It shows how many streams on every service on the market (Spotify, Apple Music, etc) does an artist need in order to generate a dollar ($1) of revenue. I showed the graphic to some peers and we agreed on the sentiment that, not only does the perception of an artist has changed drastically because of technology, but the art itself has been socialized.

 I am not going to sit here on a high horse and spew a hypothetical scenario where I do not stream music. I do, the technology is free, simple and very accessible. I only do it sporadically at work, sometimes at home and mostly on YouTube, watching videos (not YouTube Music). I am an artist, I understand we are living in an era of disconnect and musicians cannot depend on physical media as a primary source of income, ergo the music/lyric video has become my way of having some sort of connection to the artist besides the name. Yesterday I came across a band on YouTube called Time, The Valuator. Within 2 minutes of a song, I was already on iTunes buying their latest CD (sorry, album, bad habit) titled “How Fleeting, How Fragile”. If they have a decent record deal, I probably made the band a not-too-shabby $6.00 out of the $9.99 sticker price. iTunes has to make some money and so does the label and while the $6.00 in revenue I just created for the band doesn’t sound like much, it is an absolutely amazing profit margin compared to what I would’ve generated by streaming the album instead, not to count also the level of commitment it would require of me.

 Let me explain.

 I would have to stream Time, The Valuator’s music 1,176 times on Apple Music in order to generate the same $6.00 I did by buying their album. Sounds like a lot, right? How about 1,674 streams on Spotify or a whopping 4,656 on YouTube music? All to generate $6.00. Then the argument of “profit from sales is final while streaming is infinite” comes up, I’m sure, to which I say, that’s where merchandise sales come in. I really like this band, I’m pretty sure I’m going to buy a shirt or something from them. Let’s use another best case scenario where the band is earning $12 out of a $24.99 shirt. Do me a favor and multiply all the streaming numbers I previously stated times two (2). How long do you think it’ll take me to stream the same band 9,312 times? How much data would I be consuming? “Oh, but $9.99 here and there adds up” you say, yet nobody has a problem dropping the same amount or more to watch, say, the latest Avengers movie. Once. Meanwhile, that $9.99 I spent makes Time, The Valuator’s music mine, forever, to listen at will and without consuming data.

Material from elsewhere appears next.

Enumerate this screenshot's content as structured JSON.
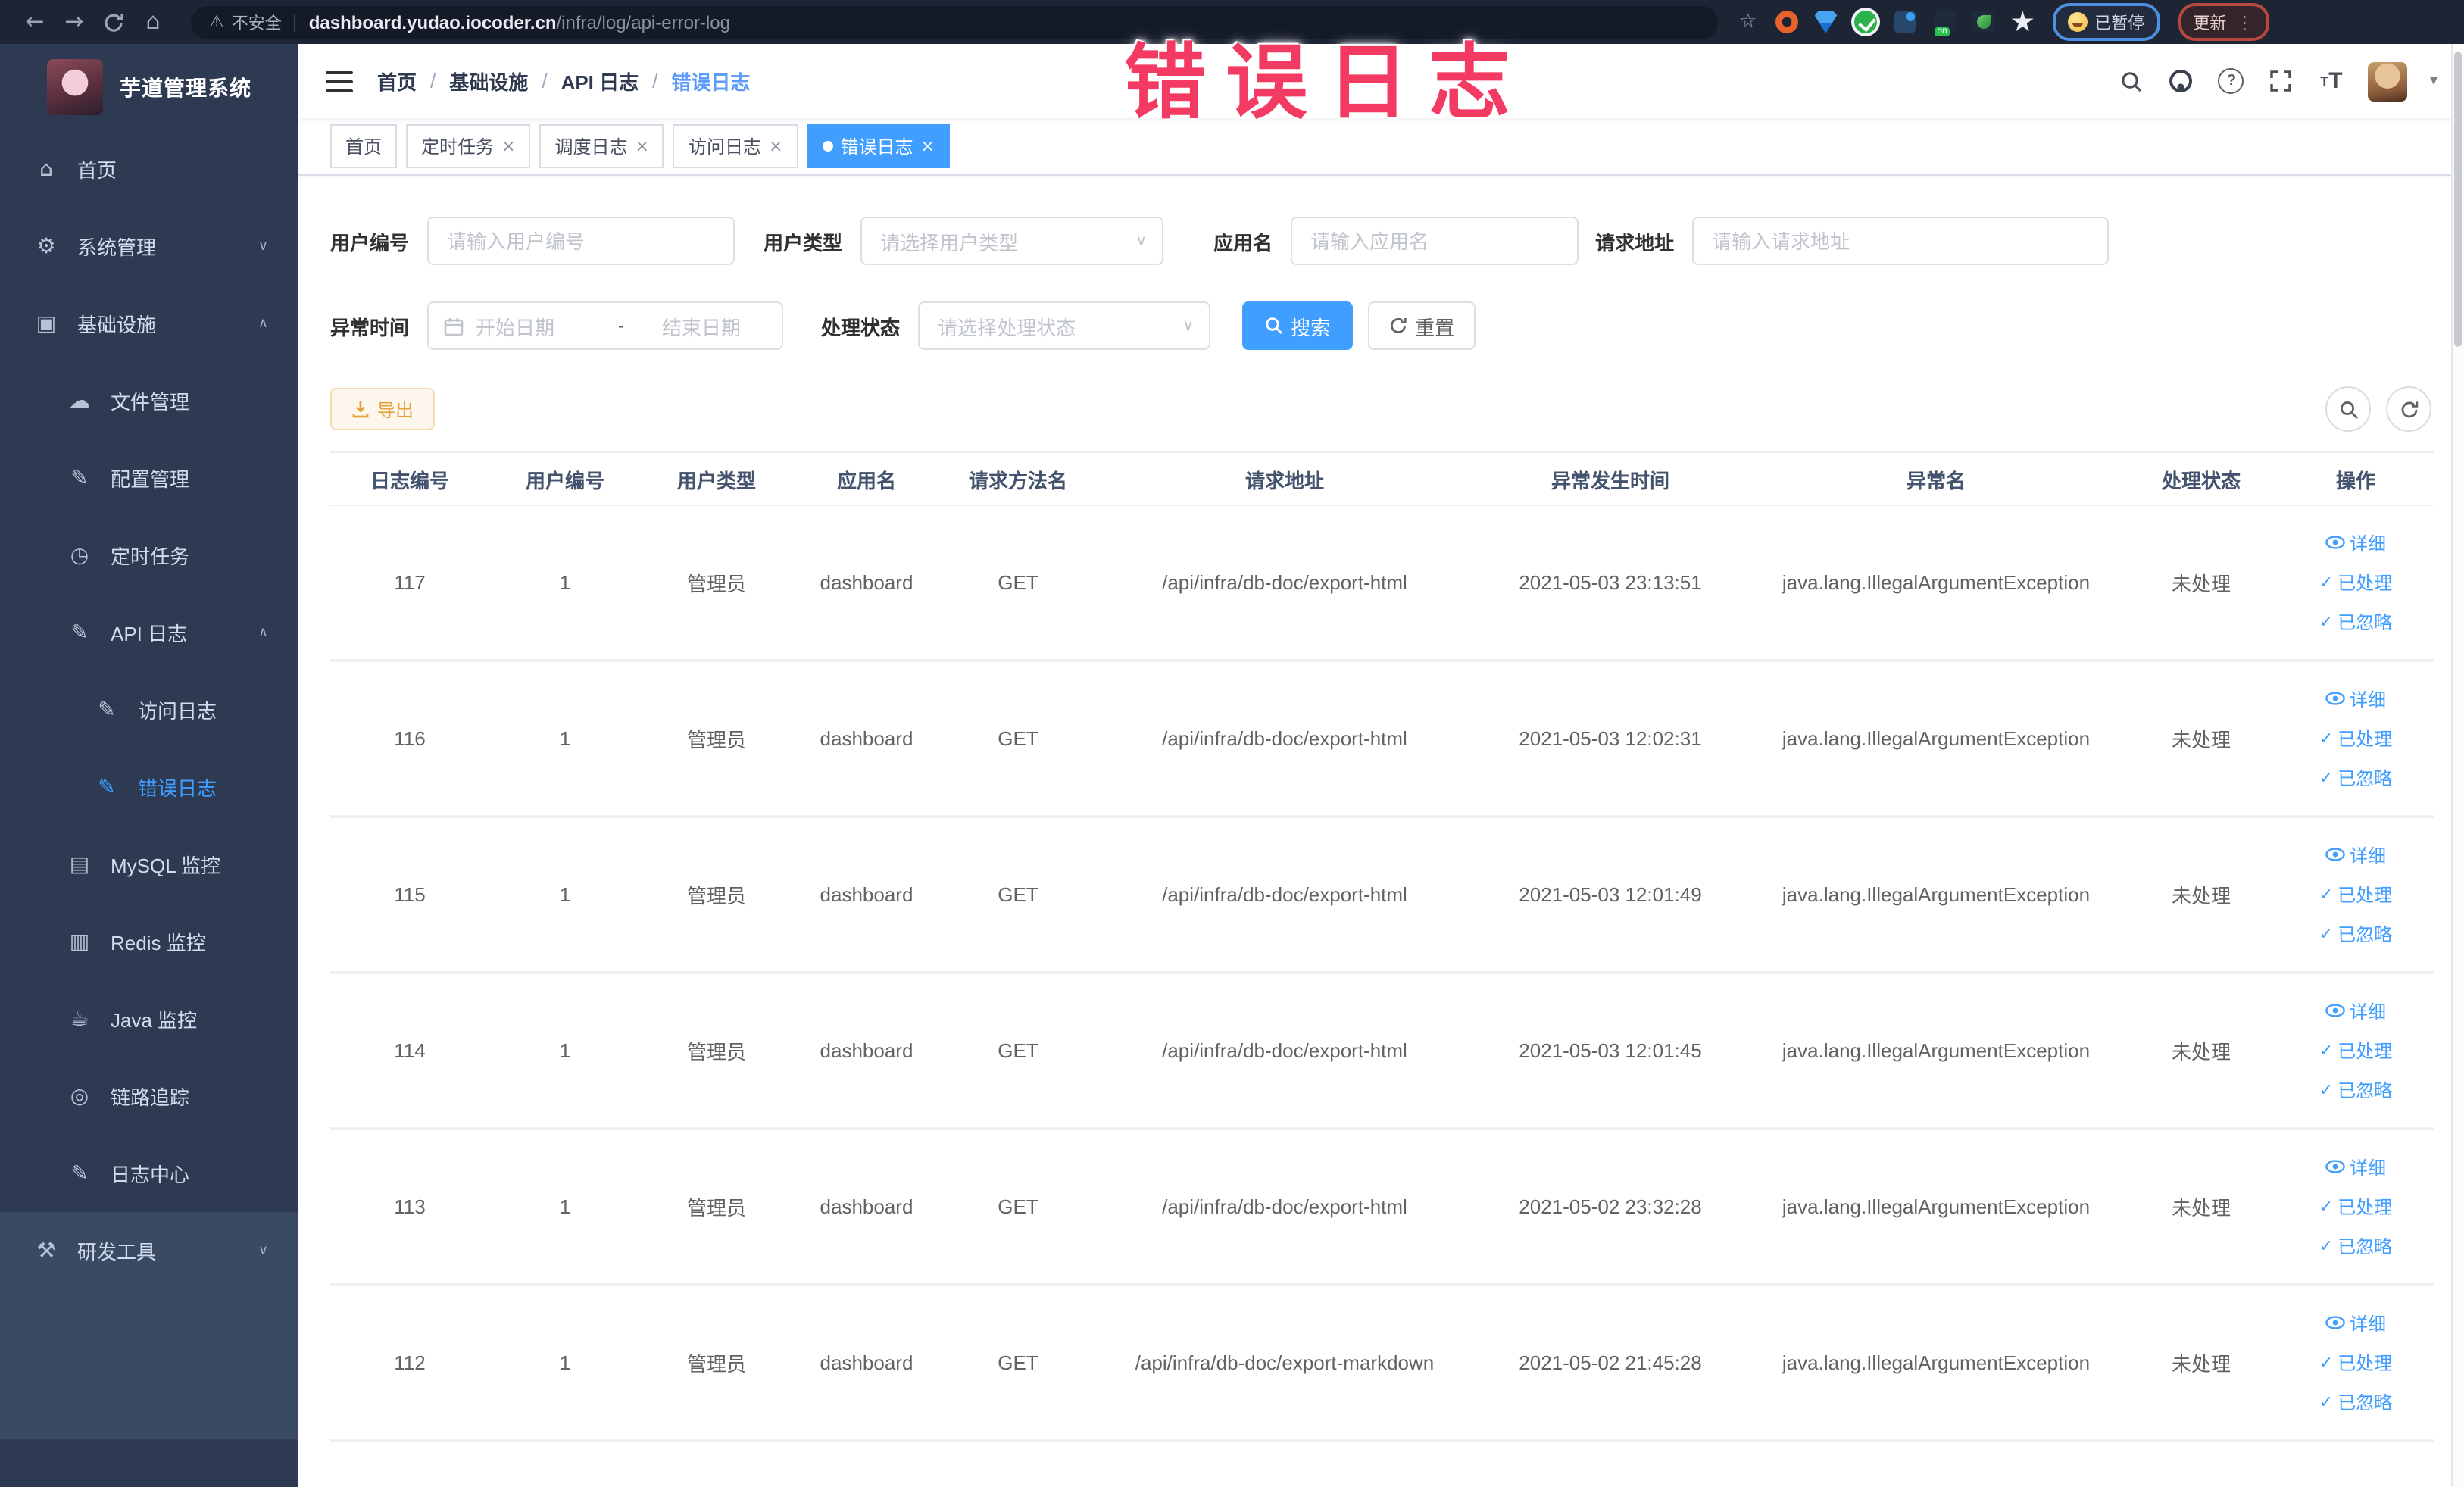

 I’m a musician. I’m an artist. I can’t speak for every musician on the planet, but I do what I do because I love it. I am going to keep making music regardless of the outcome, but I won’t sit here and lie to you and pretend that I don’t care if you buy my music or not. I love music, I love art, but above all, I respect both the art and its creator. Understand this: the music business is a business for everyone except the artist. I know I can’t tell you how to live your life but if you love an artist, if you respect them, then give them their worth and own the art that is being offered. Music programs in our schools are dying, the interest in the art is dying, we are killing the way of life of musicians and artists all over the world through technology and through a growing sense of entitlement where music and art are somehow free. That is not the case.

 Don’t kill music, buy music.